Posted by Rothko and Frost on March 29, 2014
Like electrics, bass strings come in a wide variety of types and gauges. Something else to consider with bass strings however is whether you want strings that are roundwound, flatwound or halfwound, which refers to how the strings are wound and constructed. These 3 winding options each have their own distinct disadvantages and advantages.
Roundwound strings are incredibly bright sounding and are perfect for players who incorporate a lot of slapping into their style.
In contrast, flatwound strings aren’t designed with slapping in mind but are great for punchy Motown/Stax- like sounds.
Halfwounds are a compromise between the two types, incorporating the best elements of both.
Gauge means thickness: the higher the gauge the thicker the string. Most string manufacturers refer to a pack of strings via the gauge of the thinnest string. So, in the case of a pack of medium bass strings, they would be known as 45s, based on the thickness of the G string (.045in).
One thing to bear in mind is that if you’re restringing a bass guitar with a thicker set of strings your bass may need a new set-up from a dedicated instrument technician to prevent your neck from warping and potentially cracking from the tension of a thicker gauge. Also, always double-check your bass’s scale length matches (or is under) the scale length of the strings that you are considering purchasing to ensure the strings aren’t too short for the bass.
There are a growing number of bassists who, influenced by the playing style of James Jamerson (the session bassist on numerous Motown records – he played on over 30 number ones) and several others, do not change their strings at all. While this seems economical, there are a plethora of disadvantages to this, notably the lack of any tone other than very dull treble or bass. This is due to the fact that, as strings age their more complex tones start to degrade to the point where they are non-existent and you are left with quite a hollow, dull-sounding tone. But the most problematic issue is the decline in quality of intonation (pitch accuracy) and tuning stability, two crucial aspects of bass playing, especially when recording in a studio.
Heavy gauge (thicker) strings tend to have a fatter, lower-end tonality. They also have better tuning stability and could allow you to have a slightly lower action than thinner, lower-gauge strings. It does take quite a lot of practice to master the feel of higher gauge strings though, which is something to take into consideration if you are planning to move up a gauge.

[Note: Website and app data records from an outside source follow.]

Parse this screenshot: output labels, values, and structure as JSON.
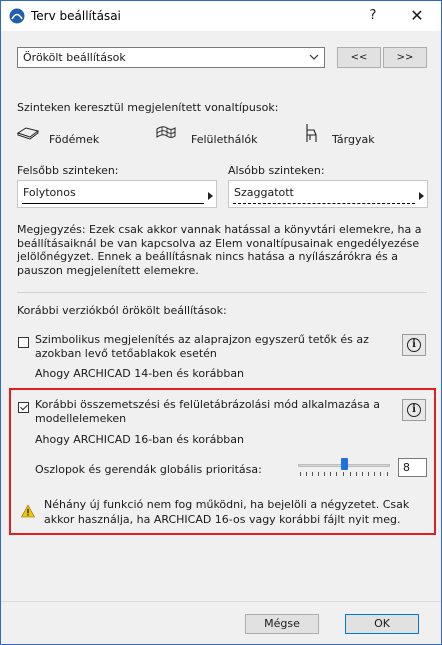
{
  "window": {
    "title": "Terv beállításai",
    "help_label": "?",
    "close_label": "✕"
  },
  "preset": {
    "selected": "Örökölt beállítások",
    "prev_label": "<<",
    "next_label": ">>"
  },
  "linetypes": {
    "heading": "Szinteken keresztül megjelenített vonaltípusok:",
    "items": [
      {
        "label": "Födémek",
        "icon": "slab-icon"
      },
      {
        "label": "Felülethálók",
        "icon": "mesh-icon"
      },
      {
        "label": "Tárgyak",
        "icon": "chair-icon"
      }
    ],
    "upper": {
      "label": "Felsőbb szinteken:",
      "value": "Folytonos"
    },
    "lower": {
      "label": "Alsóbb szinteken:",
      "value": "Szaggatott"
    },
    "note": "Megjegyzés: Ezek csak akkor vannak hatással a könyvtári elemekre, ha a beállításaiknál be van kapcsolva az Elem vonaltípusainak engedélyezése jelölőnégyzet. Ennek a beállításnak nincs hatása a nyílászárókra és a pauszon megjelenített elemekre."
  },
  "legacy": {
    "heading": "Korábbi verziókból örökölt beállítások:",
    "option1": {
      "label": "Szimbolikus megjelenítés az alaprajzon egyszerű tetők és az azokban levő tetőablakok esetén",
      "checked": false,
      "sub": "Ahogy ARCHICAD 14-ben és korábban"
    },
    "option2": {
      "label": "Korábbi összemetszési és felületábrázolási mód alkalmazása a modellelemeken",
      "checked": true,
      "sub": "Ahogy ARCHICAD 16-ban és korábban",
      "priority_label": "Oszlopok és gerendák globális prioritása:",
      "priority_value": "8",
      "priority_fraction": 0.5,
      "warning": "Néhány új funkció nem fog működni, ha bejelöli a négyzetet. Csak akkor használja, ha ARCHICAD 16-os vagy korábbi fájlt nyit meg."
    }
  },
  "footer": {
    "cancel_label": "Mégse",
    "ok_label": "OK"
  },
  "colors": {
    "accent": "#1e73e0",
    "highlight_border": "#e02020",
    "warning": "#f5c400"
  }
}
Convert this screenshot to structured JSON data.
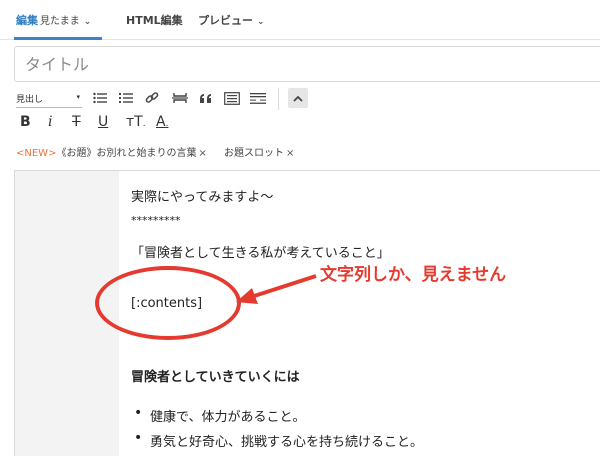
{
  "tabs": {
    "edit_label": "編集",
    "edit_mode": "見たまま",
    "html_label": "HTML編集",
    "preview_label": "プレビュー"
  },
  "title_field": {
    "value": "",
    "placeholder": "タイトル"
  },
  "toolbar": {
    "heading_select": "見出し",
    "icons": [
      "bulleted-list-icon",
      "numbered-list-icon",
      "link-icon",
      "page-break-icon",
      "quote-icon",
      "table-of-contents-icon",
      "read-more-icon",
      "collapse-toolbar-icon"
    ],
    "format_buttons": {
      "bold": "B",
      "italic": "i",
      "strikethrough": "T",
      "underline": "U",
      "text_size": "тT",
      "text_color": "A"
    }
  },
  "tags": {
    "new_badge": "<NEW>",
    "topic_tag": "《お題》お別れと始まりの言葉",
    "slot_tag": "お題スロット",
    "remove": "×"
  },
  "content": {
    "line1": "実際にやってみますよ～",
    "separator": "*********",
    "quote_line": "「冒険者として生きる私が考えていること」",
    "contents_tag": "[:contents]",
    "heading": "冒険者としていきていくには",
    "bullets": [
      "健康で、体力があること。",
      "勇気と好奇心、挑戦する心を持ち続けること。"
    ]
  },
  "annotation": {
    "text": "文字列しか、見えません",
    "color": "#e53a2f"
  },
  "colors": {
    "accent": "#3b82cc",
    "new_badge": "#e8743b",
    "annotation": "#e53a2f"
  }
}
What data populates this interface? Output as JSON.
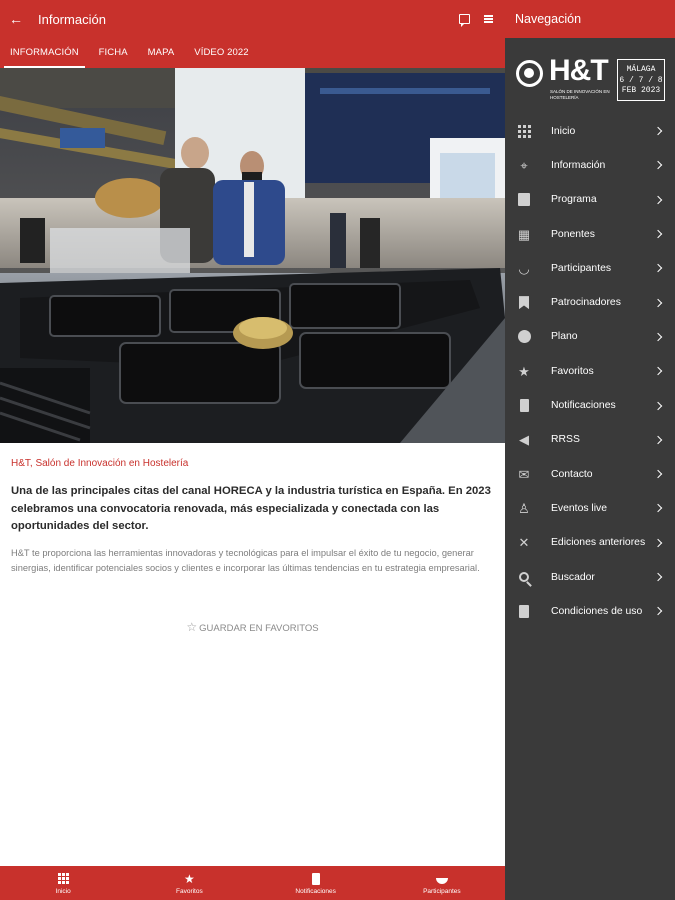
{
  "appbar": {
    "title": "Información",
    "back_icon": "arrow-left-icon"
  },
  "tabs": [
    {
      "label": "INFORMACIÓN",
      "active": true
    },
    {
      "label": "FICHA",
      "active": false
    },
    {
      "label": "MAPA",
      "active": false
    },
    {
      "label": "VÍDEO 2022",
      "active": false
    }
  ],
  "content": {
    "subtitle": "H&T, Salón de Innovación en Hostelería",
    "lead": "Una de las principales citas del canal HORECA y la industria turística en España. En 2023 celebramos una convocatoria renovada, más especializada y conectada con las oportunidades del sector.",
    "body": "H&T te proporciona las herramientas innovadoras y tecnológicas para el impulsar el éxito de tu negocio, generar sinergias, identificar potenciales socios y clientes e incorporar las últimas tendencias en tu estrategia empresarial.",
    "favorite_label": "GUARDAR EN FAVORITOS"
  },
  "bottombar": [
    {
      "label": "Inicio",
      "icon": "grid-icon"
    },
    {
      "label": "Favoritos",
      "icon": "star-icon"
    },
    {
      "label": "Notificaciones",
      "icon": "phone-icon"
    },
    {
      "label": "Participantes",
      "icon": "bowl-icon"
    }
  ],
  "nav": {
    "title": "Navegación",
    "brand": {
      "word": "H&T",
      "tagline": "SALÓN DE INNOVACIÓN EN HOSTELERÍA",
      "city": "MÁLAGA",
      "days": "6 / 7 / 8",
      "month_year": "FEB 2023"
    },
    "items": [
      {
        "label": "Inicio",
        "icon": "grid-icon"
      },
      {
        "label": "Información",
        "icon": "map-pin-icon"
      },
      {
        "label": "Programa",
        "icon": "calendar-icon"
      },
      {
        "label": "Ponentes",
        "icon": "speaker-icon"
      },
      {
        "label": "Participantes",
        "icon": "bowl-icon"
      },
      {
        "label": "Patrocinadores",
        "icon": "bookmark-icon"
      },
      {
        "label": "Plano",
        "icon": "compass-icon"
      },
      {
        "label": "Favoritos",
        "icon": "star-icon"
      },
      {
        "label": "Notificaciones",
        "icon": "phone-icon"
      },
      {
        "label": "RRSS",
        "icon": "megaphone-icon"
      },
      {
        "label": "Contacto",
        "icon": "mail-icon"
      },
      {
        "label": "Eventos live",
        "icon": "podium-icon"
      },
      {
        "label": "Ediciones anteriores",
        "icon": "utensils-icon"
      },
      {
        "label": "Buscador",
        "icon": "search-icon"
      },
      {
        "label": "Condiciones de uso",
        "icon": "document-icon"
      }
    ]
  },
  "colors": {
    "brand_red": "#c8312c",
    "drawer_bg": "#3a3a3a"
  }
}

Light gauge (thinner) strings are much easier to play, especially if you’re a fast player or play high-tempo music. Thinner gauge strings are also easier to perform various bass techniques on, such as slapping, vibrato or tapping. There are some downsides with thinner gauge strings, primarily a lack of core bass tone compared to thicker gauge strings, as well as an increased likelihood of string breakage.

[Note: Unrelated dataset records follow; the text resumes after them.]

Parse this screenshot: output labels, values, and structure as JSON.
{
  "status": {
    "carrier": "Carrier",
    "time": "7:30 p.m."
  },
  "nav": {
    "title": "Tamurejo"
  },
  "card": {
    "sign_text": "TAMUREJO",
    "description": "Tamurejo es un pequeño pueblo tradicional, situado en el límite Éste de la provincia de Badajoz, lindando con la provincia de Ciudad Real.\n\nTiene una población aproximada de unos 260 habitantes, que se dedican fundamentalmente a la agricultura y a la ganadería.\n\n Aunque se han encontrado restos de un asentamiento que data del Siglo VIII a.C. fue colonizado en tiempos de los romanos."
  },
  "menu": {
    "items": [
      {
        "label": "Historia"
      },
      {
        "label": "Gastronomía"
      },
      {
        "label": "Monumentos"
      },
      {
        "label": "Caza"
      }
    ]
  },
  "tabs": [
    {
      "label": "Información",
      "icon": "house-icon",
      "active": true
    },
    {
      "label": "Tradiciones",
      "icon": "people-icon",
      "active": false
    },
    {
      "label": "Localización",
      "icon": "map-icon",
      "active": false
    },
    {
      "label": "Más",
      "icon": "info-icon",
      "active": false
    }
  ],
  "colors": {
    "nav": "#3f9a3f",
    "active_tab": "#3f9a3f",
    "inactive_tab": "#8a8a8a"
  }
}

Medium gauge strings are a good middle ground, incorporating some of the better aspects of each gauge into one string set.
Typical gauges for bass string sets are as follows but this can vary slightly between brands:
Extra light gauge strings (35s): .035 (G), .055 (D), .075 (A), .095 (E)
Light gauge strings (40s): .040 (G), .060 (D), .080 (A), .95 (E)
Medium gauge strings (45s): .045 (G), .065 (D), .085 (A), .105 (E)
Heavy gauge strings (50s): .050 (G), .070 (D), .090 (A), .110 (E)
Extra heavy gauge strings (55s): .055 (G), .075 (D), .095 (A), .115 (E)